REQUIRED WORK = Supply the number of lines below containing "your", nothing else.

MATERIAL TO PROCESS =
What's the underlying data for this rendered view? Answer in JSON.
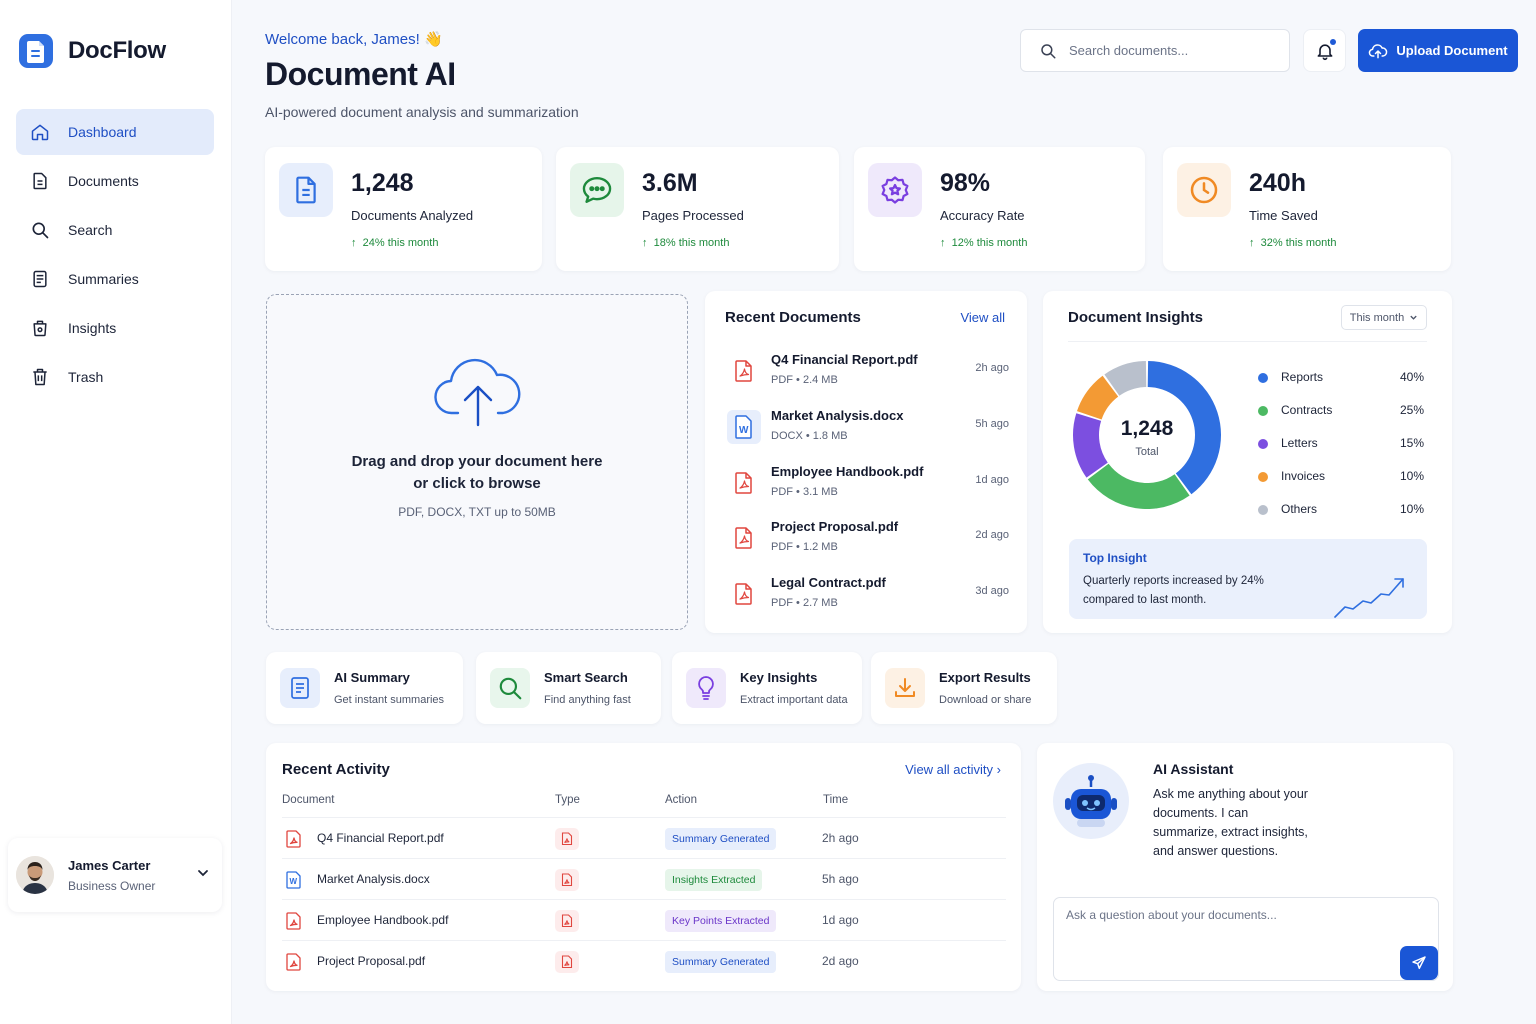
{
  "app": {
    "name": "DocFlow"
  },
  "sidebar": {
    "items": [
      {
        "label": "Dashboard",
        "icon": "home-icon"
      },
      {
        "label": "Documents",
        "icon": "document-icon"
      },
      {
        "label": "Search",
        "icon": "search-icon"
      },
      {
        "label": "Summaries",
        "icon": "summary-icon"
      },
      {
        "label": "Insights",
        "icon": "insights-icon"
      },
      {
        "label": "Trash",
        "icon": "trash-icon"
      }
    ],
    "active": "Dashboard",
    "user": {
      "name": "James Carter",
      "role": "Business Owner"
    }
  },
  "header": {
    "welcome": "Welcome back, James! 👋",
    "title": "Document AI",
    "subtitle": "AI-powered document analysis and summarization",
    "search_placeholder": "Search documents...",
    "upload_label": "Upload Document"
  },
  "stats": [
    {
      "value": "1,248",
      "label": "Documents Analyzed",
      "delta": "24% this month",
      "color": "#2f6fe0"
    },
    {
      "value": "3.6M",
      "label": "Pages Processed",
      "delta": "18% this month",
      "color": "#1e8a3c"
    },
    {
      "value": "98%",
      "label": "Accuracy Rate",
      "delta": "12% this month",
      "color": "#7a3fe0"
    },
    {
      "value": "240h",
      "label": "Time Saved",
      "delta": "32% this month",
      "color": "#f08a24"
    }
  ],
  "dropzone": {
    "line1": "Drag and drop your document here",
    "line2": "or click to browse",
    "hint": "PDF, DOCX, TXT up to 50MB"
  },
  "recent_documents": {
    "title": "Recent Documents",
    "view_all": "View all",
    "items": [
      {
        "name": "Q4 Financial Report.pdf",
        "meta": "PDF • 2.4 MB",
        "time": "2h ago",
        "kind": "pdf"
      },
      {
        "name": "Market Analysis.docx",
        "meta": "DOCX • 1.8 MB",
        "time": "5h ago",
        "kind": "docx"
      },
      {
        "name": "Employee Handbook.pdf",
        "meta": "PDF • 3.1 MB",
        "time": "1d ago",
        "kind": "pdf"
      },
      {
        "name": "Project Proposal.pdf",
        "meta": "PDF • 1.2 MB",
        "time": "2d ago",
        "kind": "pdf"
      },
      {
        "name": "Legal Contract.pdf",
        "meta": "PDF • 2.7 MB",
        "time": "3d ago",
        "kind": "pdf"
      }
    ]
  },
  "insights": {
    "title": "Document Insights",
    "period": "This month",
    "total_value": "1,248",
    "total_label": "Total",
    "legend": [
      {
        "label": "Reports",
        "value": "40%",
        "color": "#2f6fe0"
      },
      {
        "label": "Contracts",
        "value": "25%",
        "color": "#4cb963"
      },
      {
        "label": "Letters",
        "value": "15%",
        "color": "#7c4fe0"
      },
      {
        "label": "Invoices",
        "value": "10%",
        "color": "#f39a34"
      },
      {
        "label": "Others",
        "value": "10%",
        "color": "#b9c0cc"
      }
    ],
    "top_insight_title": "Top Insight",
    "top_insight_text": "Quarterly reports increased by 24% compared to last month."
  },
  "chart_data": {
    "type": "pie",
    "categories": [
      "Reports",
      "Contracts",
      "Letters",
      "Invoices",
      "Others"
    ],
    "values": [
      40,
      25,
      15,
      10,
      10
    ],
    "title": "Document Insights"
  },
  "features": [
    {
      "title": "AI Summary",
      "subtitle": "Get instant summaries",
      "icon": "summary-doc-icon"
    },
    {
      "title": "Smart Search",
      "subtitle": "Find anything fast",
      "icon": "magnifier-icon"
    },
    {
      "title": "Key Insights",
      "subtitle": "Extract important data",
      "icon": "lightbulb-icon"
    },
    {
      "title": "Export Results",
      "subtitle": "Download or share",
      "icon": "download-icon"
    }
  ],
  "activity": {
    "title": "Recent Activity",
    "view_all": "View all activity",
    "columns": [
      "Document",
      "Type",
      "Action",
      "Time"
    ],
    "rows": [
      {
        "document": "Q4 Financial Report.pdf",
        "kind": "pdf",
        "action": "Summary Generated",
        "tone": "blue",
        "time": "2h ago"
      },
      {
        "document": "Market Analysis.docx",
        "kind": "docx",
        "action": "Insights Extracted",
        "tone": "green",
        "time": "5h ago"
      },
      {
        "document": "Employee Handbook.pdf",
        "kind": "pdf",
        "action": "Key Points Extracted",
        "tone": "purple",
        "time": "1d ago"
      },
      {
        "document": "Project Proposal.pdf",
        "kind": "pdf",
        "action": "Summary Generated",
        "tone": "blue",
        "time": "2d ago"
      }
    ]
  },
  "assistant": {
    "title": "AI Assistant",
    "text": "Ask me anything about your documents. I can summarize, extract insights, and answer questions.",
    "placeholder": "Ask a question about your documents..."
  }
}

RESPONSE AREA = 3